Henry joined the Gunners from Juventus in 1999, and after a shaky start went on to become the club's record scorer with 226 goals in all competitions. He won two Premier League titles and three FA Cups during his eight years at Highbury and the Emirates Stadium.
He again returned in a loan spell in 2012, scoring some crucial goals for Arsene Wenger - including an FA Cup winner on second debut.
Leboeuf, meanwhile, joined Chelsea in 1996 and spent six seasons at Stamford Bridge.
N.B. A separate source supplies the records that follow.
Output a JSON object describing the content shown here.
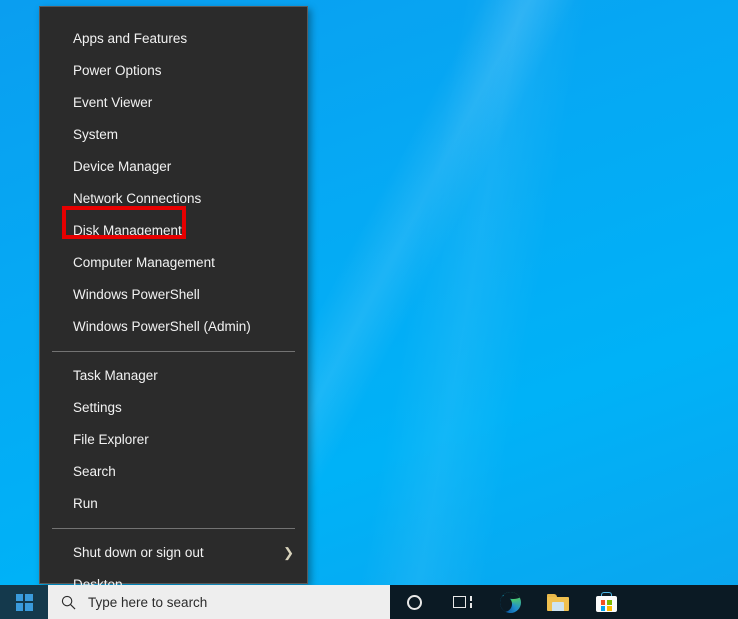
{
  "desktop": {
    "wallpaper_color": "#05aaf4",
    "wallpaper_name": "windows-10-hero-blue"
  },
  "winx_menu": {
    "groups": [
      {
        "name": "system-tools",
        "items": [
          {
            "label": "Apps and Features",
            "submenu": false
          },
          {
            "label": "Power Options",
            "submenu": false
          },
          {
            "label": "Event Viewer",
            "submenu": false
          },
          {
            "label": "System",
            "submenu": false
          },
          {
            "label": "Device Manager",
            "submenu": false
          },
          {
            "label": "Network Connections",
            "submenu": false
          },
          {
            "label": "Disk Management",
            "submenu": false,
            "highlighted": true
          },
          {
            "label": "Computer Management",
            "submenu": false
          },
          {
            "label": "Windows PowerShell",
            "submenu": false
          },
          {
            "label": "Windows PowerShell (Admin)",
            "submenu": false
          }
        ]
      },
      {
        "name": "apps",
        "items": [
          {
            "label": "Task Manager",
            "submenu": false
          },
          {
            "label": "Settings",
            "submenu": false
          },
          {
            "label": "File Explorer",
            "submenu": false
          },
          {
            "label": "Search",
            "submenu": false
          },
          {
            "label": "Run",
            "submenu": false
          }
        ]
      },
      {
        "name": "session",
        "items": [
          {
            "label": "Shut down or sign out",
            "submenu": true,
            "submenu_glyph": "❯"
          },
          {
            "label": "Desktop",
            "submenu": false
          }
        ]
      }
    ]
  },
  "annotation": {
    "target_label": "Disk Management",
    "highlight_color": "#e60000",
    "shape": "rectangle-outline"
  },
  "taskbar": {
    "background_color": "#0b1a24",
    "start_button": {
      "icon": "windows-logo-icon",
      "accent": "#3a9bdc"
    },
    "search": {
      "icon": "search-icon",
      "placeholder": "Type here to search",
      "value": "",
      "background_color": "#eeeeee"
    },
    "tray_items": [
      {
        "name": "cortana-icon",
        "label": "Cortana"
      },
      {
        "name": "task-view-icon",
        "label": "Task View"
      },
      {
        "name": "edge-icon",
        "label": "Microsoft Edge"
      },
      {
        "name": "file-explorer-icon",
        "label": "File Explorer"
      },
      {
        "name": "microsoft-store-icon",
        "label": "Microsoft Store"
      }
    ]
  }
}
In that time, he became a mainstay in the France national team and helped them win the World Cup alongside Henry in 1998.
Arsenal fans will be hoping that Henry considers returning to the club in a coaching capacity, joining another former player in the shape of Steve Bould on the bench in north London.
As Leboeuf referenced though, TV options are sure to be on the table after appearances with both the BBC and Sky Sports, and that’s a path the ex-Chelsea great has followed himself after his retirement in 2005.